:: INFORMATION SUPPLIED ::

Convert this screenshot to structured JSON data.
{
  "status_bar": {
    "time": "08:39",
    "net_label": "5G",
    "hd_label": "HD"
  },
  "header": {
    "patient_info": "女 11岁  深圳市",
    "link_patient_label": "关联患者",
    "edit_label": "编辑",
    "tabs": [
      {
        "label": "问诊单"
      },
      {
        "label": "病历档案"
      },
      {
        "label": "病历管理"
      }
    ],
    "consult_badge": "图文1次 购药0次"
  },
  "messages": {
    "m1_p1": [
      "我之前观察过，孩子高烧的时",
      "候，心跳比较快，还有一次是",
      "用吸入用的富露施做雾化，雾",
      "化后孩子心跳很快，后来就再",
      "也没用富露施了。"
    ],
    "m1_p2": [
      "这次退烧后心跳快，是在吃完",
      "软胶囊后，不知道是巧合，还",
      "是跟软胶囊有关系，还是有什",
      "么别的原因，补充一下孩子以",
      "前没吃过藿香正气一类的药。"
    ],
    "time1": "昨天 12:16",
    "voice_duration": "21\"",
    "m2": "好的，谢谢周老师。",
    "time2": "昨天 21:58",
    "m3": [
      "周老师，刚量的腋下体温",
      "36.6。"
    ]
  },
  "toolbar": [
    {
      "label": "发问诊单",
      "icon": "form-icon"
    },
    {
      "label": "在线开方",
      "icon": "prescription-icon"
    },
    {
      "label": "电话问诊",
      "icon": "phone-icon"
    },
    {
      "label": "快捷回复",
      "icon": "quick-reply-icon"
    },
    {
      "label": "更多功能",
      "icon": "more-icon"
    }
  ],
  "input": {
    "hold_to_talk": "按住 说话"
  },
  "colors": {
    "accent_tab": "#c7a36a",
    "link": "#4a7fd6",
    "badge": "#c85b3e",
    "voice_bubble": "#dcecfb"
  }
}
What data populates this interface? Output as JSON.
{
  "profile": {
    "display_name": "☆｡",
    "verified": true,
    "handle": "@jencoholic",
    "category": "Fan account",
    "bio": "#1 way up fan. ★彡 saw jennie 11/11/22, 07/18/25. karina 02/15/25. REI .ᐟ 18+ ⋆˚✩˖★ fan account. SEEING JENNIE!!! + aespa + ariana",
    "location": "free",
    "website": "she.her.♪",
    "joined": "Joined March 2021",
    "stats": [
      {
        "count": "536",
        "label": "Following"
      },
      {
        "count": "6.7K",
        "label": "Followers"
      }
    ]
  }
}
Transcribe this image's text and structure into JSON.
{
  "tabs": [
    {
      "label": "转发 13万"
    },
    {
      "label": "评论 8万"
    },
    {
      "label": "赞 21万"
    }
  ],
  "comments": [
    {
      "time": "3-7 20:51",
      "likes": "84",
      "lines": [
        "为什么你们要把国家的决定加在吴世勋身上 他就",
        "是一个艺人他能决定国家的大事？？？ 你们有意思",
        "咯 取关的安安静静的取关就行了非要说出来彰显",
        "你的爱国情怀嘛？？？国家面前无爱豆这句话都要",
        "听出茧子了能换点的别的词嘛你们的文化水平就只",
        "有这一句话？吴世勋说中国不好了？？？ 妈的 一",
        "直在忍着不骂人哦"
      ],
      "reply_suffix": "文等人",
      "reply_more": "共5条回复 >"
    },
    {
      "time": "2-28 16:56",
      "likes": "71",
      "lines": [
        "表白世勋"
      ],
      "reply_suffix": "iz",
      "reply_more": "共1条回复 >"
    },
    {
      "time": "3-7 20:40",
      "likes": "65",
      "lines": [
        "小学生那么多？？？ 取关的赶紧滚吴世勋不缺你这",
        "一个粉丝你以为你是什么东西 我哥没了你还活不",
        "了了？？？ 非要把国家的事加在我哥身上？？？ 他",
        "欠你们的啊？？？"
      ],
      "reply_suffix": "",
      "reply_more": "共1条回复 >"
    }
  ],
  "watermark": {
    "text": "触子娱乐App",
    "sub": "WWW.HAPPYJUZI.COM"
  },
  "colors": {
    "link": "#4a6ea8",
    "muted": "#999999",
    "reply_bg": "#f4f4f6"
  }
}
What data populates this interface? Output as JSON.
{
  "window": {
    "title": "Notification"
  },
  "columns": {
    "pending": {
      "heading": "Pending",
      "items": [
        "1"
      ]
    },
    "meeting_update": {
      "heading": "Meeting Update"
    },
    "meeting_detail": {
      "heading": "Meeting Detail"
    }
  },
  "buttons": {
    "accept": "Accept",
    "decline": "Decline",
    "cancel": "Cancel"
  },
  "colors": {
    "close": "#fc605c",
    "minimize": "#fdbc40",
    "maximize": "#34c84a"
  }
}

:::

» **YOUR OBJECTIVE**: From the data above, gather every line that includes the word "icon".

» **SOLVED PROBLEM**:
      "icon": "form-icon"
      "icon": "prescription-icon"
      "icon": "phone-icon"
      "icon": "quick-reply-icon"
      "icon": "more-icon"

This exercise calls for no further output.